Dr Gunvant Shah, when introducing his new venture, couldn’t help but smile at how, while growing up, the Mahabharata had always been around. He would hear about it from his parents and watch the show on television, and finally come to read it as an adult. For him, it was a personal achievement to translate the Mahabharata into Hindi and, as he very fondly put it, he learnt greatly from the process, over every line, every page, and every feedback from the editors. The discussions and feedback added to the drive he had to make this his own version of Everest.
Morari Bapu, though the most noticeable figure present here, sat quietly, listening and smiling through anecdotes that were narrated by the whole team, but when his turn came to talk, he was adamant that he would talk about nothing other than the Mahabharata and of Dr Gunvant Shah’s efforts to make the translation happen. Dodging the many multiple requests for a katha that came his way, he emphasised that this should be an evening about the people who genuinely want to work to not only spread the Mahabharata, but also to draw parallels between gods and men, between Gandhi and Krishna, between the Mahabharata and the freedom fight for an Independent India.
On being asked about his personal take on life, Morari Bapu said, “I am a simple man who only keeps two things with him all the time, and these are the only things I really care about – my watch and my comb. Though I have never used the comb, and I never will, it is something I will die with. I am somehow genuinely attached to this, as with nothing else in my life, which is the secret to my life. I have the gift of being unattached.”
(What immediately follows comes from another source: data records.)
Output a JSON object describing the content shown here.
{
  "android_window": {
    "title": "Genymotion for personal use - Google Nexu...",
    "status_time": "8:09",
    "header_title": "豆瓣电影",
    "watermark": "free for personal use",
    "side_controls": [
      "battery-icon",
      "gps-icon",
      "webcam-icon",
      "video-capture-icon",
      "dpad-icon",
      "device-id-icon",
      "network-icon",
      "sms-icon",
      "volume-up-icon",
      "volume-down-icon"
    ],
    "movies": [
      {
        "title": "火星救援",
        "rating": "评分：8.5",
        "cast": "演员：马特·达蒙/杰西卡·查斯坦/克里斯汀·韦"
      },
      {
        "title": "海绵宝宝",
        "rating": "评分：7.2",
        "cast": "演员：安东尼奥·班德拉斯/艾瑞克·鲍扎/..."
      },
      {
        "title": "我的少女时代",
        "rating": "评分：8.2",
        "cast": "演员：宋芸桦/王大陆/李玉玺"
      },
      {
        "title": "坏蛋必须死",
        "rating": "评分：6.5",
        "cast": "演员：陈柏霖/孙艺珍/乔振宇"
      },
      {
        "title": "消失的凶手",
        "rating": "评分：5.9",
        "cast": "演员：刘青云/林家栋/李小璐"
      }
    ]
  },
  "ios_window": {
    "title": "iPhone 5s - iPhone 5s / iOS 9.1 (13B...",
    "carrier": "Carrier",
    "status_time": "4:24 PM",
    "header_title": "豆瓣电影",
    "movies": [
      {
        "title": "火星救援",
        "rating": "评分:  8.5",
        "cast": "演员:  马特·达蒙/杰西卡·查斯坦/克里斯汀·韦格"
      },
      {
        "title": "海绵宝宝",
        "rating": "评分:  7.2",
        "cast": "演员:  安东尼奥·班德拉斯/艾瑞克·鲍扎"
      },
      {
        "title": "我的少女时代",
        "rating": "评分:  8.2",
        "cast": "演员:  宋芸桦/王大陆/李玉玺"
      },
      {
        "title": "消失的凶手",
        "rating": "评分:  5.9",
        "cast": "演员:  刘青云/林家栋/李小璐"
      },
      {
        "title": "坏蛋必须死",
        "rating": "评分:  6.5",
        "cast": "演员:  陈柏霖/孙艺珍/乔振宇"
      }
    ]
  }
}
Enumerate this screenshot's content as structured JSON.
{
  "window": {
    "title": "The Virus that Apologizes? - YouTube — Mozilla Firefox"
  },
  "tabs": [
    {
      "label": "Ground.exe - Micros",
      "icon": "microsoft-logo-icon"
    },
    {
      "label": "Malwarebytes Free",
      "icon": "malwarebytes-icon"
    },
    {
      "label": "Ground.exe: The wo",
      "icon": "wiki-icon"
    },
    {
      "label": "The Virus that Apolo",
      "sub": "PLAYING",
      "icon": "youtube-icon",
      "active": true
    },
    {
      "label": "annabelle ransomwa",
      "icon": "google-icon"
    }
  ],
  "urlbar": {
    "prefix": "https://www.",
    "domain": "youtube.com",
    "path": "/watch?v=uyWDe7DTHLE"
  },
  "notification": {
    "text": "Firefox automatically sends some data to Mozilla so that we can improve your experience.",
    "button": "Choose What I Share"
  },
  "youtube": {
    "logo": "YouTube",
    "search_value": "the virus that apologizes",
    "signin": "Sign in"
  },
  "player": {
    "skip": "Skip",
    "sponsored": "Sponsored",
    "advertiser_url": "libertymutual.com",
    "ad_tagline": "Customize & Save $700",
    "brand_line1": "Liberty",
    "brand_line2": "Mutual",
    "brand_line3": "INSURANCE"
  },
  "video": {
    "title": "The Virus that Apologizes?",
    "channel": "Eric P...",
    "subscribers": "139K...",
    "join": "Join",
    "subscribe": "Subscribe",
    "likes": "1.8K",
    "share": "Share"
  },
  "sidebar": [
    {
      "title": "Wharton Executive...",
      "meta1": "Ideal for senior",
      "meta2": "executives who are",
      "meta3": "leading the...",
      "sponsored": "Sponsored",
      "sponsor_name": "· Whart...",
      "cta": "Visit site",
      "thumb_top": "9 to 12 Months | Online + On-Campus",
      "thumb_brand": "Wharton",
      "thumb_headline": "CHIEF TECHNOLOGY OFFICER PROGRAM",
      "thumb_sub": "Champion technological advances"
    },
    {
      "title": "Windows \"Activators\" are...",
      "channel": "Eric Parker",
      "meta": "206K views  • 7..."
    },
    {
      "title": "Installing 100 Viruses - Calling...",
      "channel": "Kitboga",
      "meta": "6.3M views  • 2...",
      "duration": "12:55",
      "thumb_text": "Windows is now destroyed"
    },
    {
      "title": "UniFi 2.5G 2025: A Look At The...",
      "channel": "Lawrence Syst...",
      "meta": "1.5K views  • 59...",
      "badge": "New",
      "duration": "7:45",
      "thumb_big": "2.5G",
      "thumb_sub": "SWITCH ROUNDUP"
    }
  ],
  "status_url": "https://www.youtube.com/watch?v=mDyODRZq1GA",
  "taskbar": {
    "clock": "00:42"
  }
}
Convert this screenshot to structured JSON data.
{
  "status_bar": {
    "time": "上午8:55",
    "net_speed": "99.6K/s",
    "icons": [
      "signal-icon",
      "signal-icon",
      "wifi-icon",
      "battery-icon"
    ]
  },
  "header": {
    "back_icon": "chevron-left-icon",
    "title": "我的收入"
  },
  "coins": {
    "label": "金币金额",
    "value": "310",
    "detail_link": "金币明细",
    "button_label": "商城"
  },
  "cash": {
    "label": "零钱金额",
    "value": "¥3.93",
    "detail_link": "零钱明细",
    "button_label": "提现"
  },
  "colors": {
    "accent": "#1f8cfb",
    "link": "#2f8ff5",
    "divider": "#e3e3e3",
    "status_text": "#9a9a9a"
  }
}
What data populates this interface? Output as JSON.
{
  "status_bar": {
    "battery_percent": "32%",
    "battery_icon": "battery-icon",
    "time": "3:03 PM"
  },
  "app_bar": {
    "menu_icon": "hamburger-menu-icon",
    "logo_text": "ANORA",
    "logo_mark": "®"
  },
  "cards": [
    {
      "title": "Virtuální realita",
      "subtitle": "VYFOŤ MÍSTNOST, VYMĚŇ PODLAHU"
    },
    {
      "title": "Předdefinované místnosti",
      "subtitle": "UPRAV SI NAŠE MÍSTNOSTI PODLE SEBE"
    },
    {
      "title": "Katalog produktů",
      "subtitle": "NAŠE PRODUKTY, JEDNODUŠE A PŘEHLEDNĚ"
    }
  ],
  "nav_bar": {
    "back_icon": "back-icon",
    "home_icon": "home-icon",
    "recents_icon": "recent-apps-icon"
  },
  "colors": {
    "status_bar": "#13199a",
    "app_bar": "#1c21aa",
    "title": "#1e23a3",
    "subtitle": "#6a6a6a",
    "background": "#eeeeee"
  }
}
Morari Baapu personally recommends the Mahabharata Mahakavya to everyone, as he feels that it is something we can all use in our day-to-day lives. “The Mahabharata never ceases to surprise me, even today. The ease with which you can learn from the Mahabharata is astounding, so anyone with any conflicts has to read Mahabharata. He/she is bound to find answers in the epic.”
An evening filled with light-hearted laughter and a spirit of solidarity and bonding, this book launch was a perfect example of the essence which Navjivan trust stands for, which seeks to bring Gandhi into the everyday lives of people. With more than 200 people in the crowd, it was truly a beguiling evening.
The book is available at the Navajivan Trust office at leading bookstores all across.
Apr 29, 2020
One of India’s most celebrated actors, Irrfan Khan known for his expressive eyes, died after succumbing to a long battle with cancer. He was 54. A gaping void has been left in the Indian film industry as one of India’s…
Apr 23, 2020
While the Globe is streaming free its second dramatic production Romeo and Juliet, today is 23rd April, the day William Shakespeare (1564-1616) is believed to have been born and died. One would seldom find a more spontaneous and intense expression…
May 29, 2019
Let’s know Shubigi Rao, who has recently been selected as the curator for the 2020 Kochi Muziris Biennale, for her “exceptional acumen and inventive sensibilities” The format of the art biennale to showcase contemporary visual art, across the world is modeled on…
May 24, 2019
In this piece 64 year old Dr Yatin Desai, shares with CY his inspiring story of how to scale towering mountains with utmost ease and how this life adventure activity can shape human character and health. Chances are high that…